The U.S. Supreme Court will soon decide in McDonald v. Chicago whether the Second Amendment right to bear arms applies against the states. The case is set for oral argument on March 2. Attorneys for Otis McDonald, seeking to overturn Chicago’s ban on handguns, have argued that the Court should not use research based on digital searches and should rely solely on established secondary histories. Virtuous history, however, should always check its prior conclusions against the surviving evidence from the adoption of the Constitution. The new digital searches allow us to collect a very large sample of the original evidence in a very short period of time.

The digital searches lend support to Chicago, which is defending its handgun ban. The issue at stake in the constitutional debates was preservation of the state power by preserving the militias. The Supreme Court has held that the Second Amendment serves individual rights, but the Second Amendment also serves states’ rights. The word “militia,” the digital searches show, meant the state army. To the extent that it is a state’s right that is being served by the amendment, it is a state decision, for example, whether the militia may take home their muskets after a muster or must leave them in the armory. To the extent that preservation of the state militia is an important historical purpose, the Second Amendment has no power to tell Virginia, Georgia or Chicago (an entity within Illinois) what to do.

The new technology of digital searches means it increasingly easy to collect the surviving documents from the adoption of our Constitution. The superb Library of Congress site, A Century of Lawmaking, has put about 40% of the critical documents online, where they are available for free, day or night. Some other great collections of the newspaper debates and founders’ papers are, alas, not free, but they are at least available through major research libraries.

Two generations ago, a serious scholar of the Constitution’s adoption had to drive 100,000 miles to visit archives from Georgia to New Hampshire. Collecting 100 hits was seven years’ work. History once reflected those limitations. Even good historians overgeneralized from a single source, because each find was so hard to get. Even good historians had to rely on the secondary literature.

History needs to be very skeptical about the secondary literature. Historical writing can be like gossip, distorting the original message with each repetition. Prior works had inevitable biases they could not themselves see, but it once took too much effort to go behind their conclusions.
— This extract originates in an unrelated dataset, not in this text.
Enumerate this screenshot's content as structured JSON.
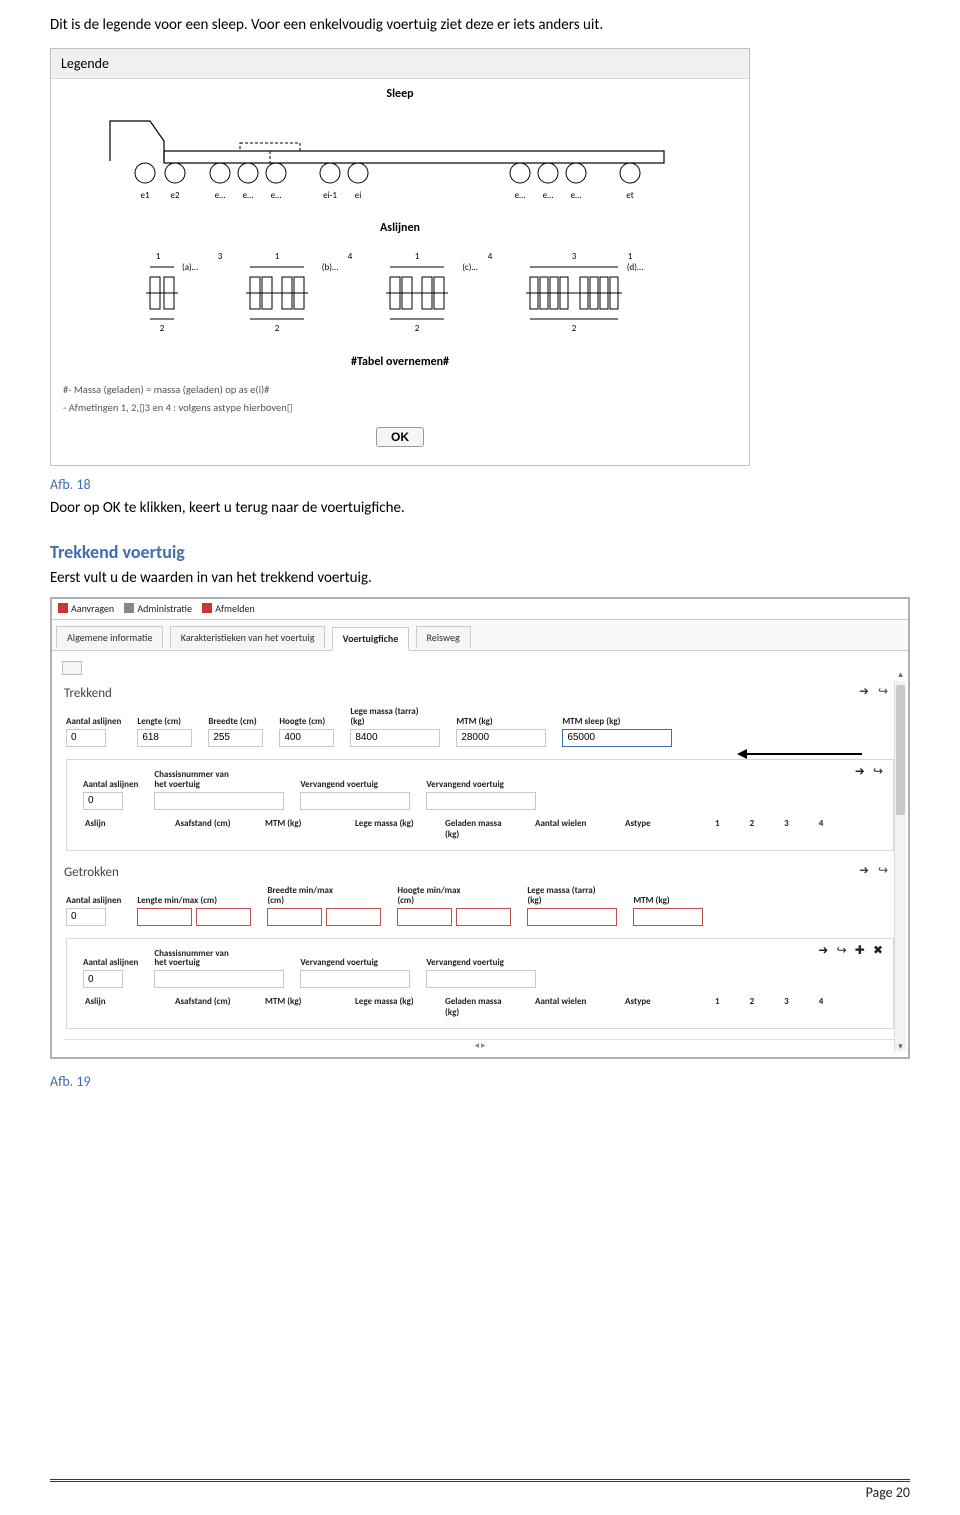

Digital searches will allow more virtuous history. Digital searches make it possible to collect hundreds of examples of the use of key words and phrases in a matter of hours. Today, one can test secondary sources against a large collection of documents within easy Internet reach.

Digital searches will also check on the lawyers. Advocates cherry-pick evidence. We need to be especially diligent to prevent “Barbie dolls in the archeological dig,” whereby advocates read 21st century artifacts and ideas into the historical record. Having buried the Barbie doll, the lawyer comes back the next day, picks it up, and says “See what I found? You are bound by it.” The best remedy for biased evidence is more evidence, and the best way to collect more of the original evidence is by digital search.

Searches sometimes yield marvelous surprises: Consider the 79 items from a Congressional Library site search for the word “militia” in Elliot’s standard collection of the ratification debates. In those hits, “militia” is a synonym for state army controlled by the governor. Nothing from that list treats “militia” as just a group of able-bodied citizens. The opponents of the Constitution were worried that federal government had too much power over the state militias. “Have we the means of resisting disciplined armies,” Patrick Henry demanded in Virginia, “when our only defence, the militia, is put into the hands of Congress?” “What sovereignty is left to [New York],” Anti-Federalist Thomas Treadwell asked, “when the control of every source of revenue, and the total command of the militia, are given to the general government?”

The Bill of Rights did not go so far as to restrict federal power over the state militias as Anti-Federalists wanted. But James Madison, the author of the Bill of Rights, was prepared to offer amendments he considered safe. In context, the Second Amendment is Madison’s response to the Anti-Federalists’ demand to preserve state power by preserving state militias. The Supreme Court has held the amendment protects individual rights. Still, the function is also to preserve state power, and that purpose is important enough in the original context that the Second Amendment cannot legitimately be applied against the states. Access to the original sources by digital searches helps us reach that result.

Calvin Johnson is the Andrews & Kurth Centennial Professor of Law at the University of Texas School of Law.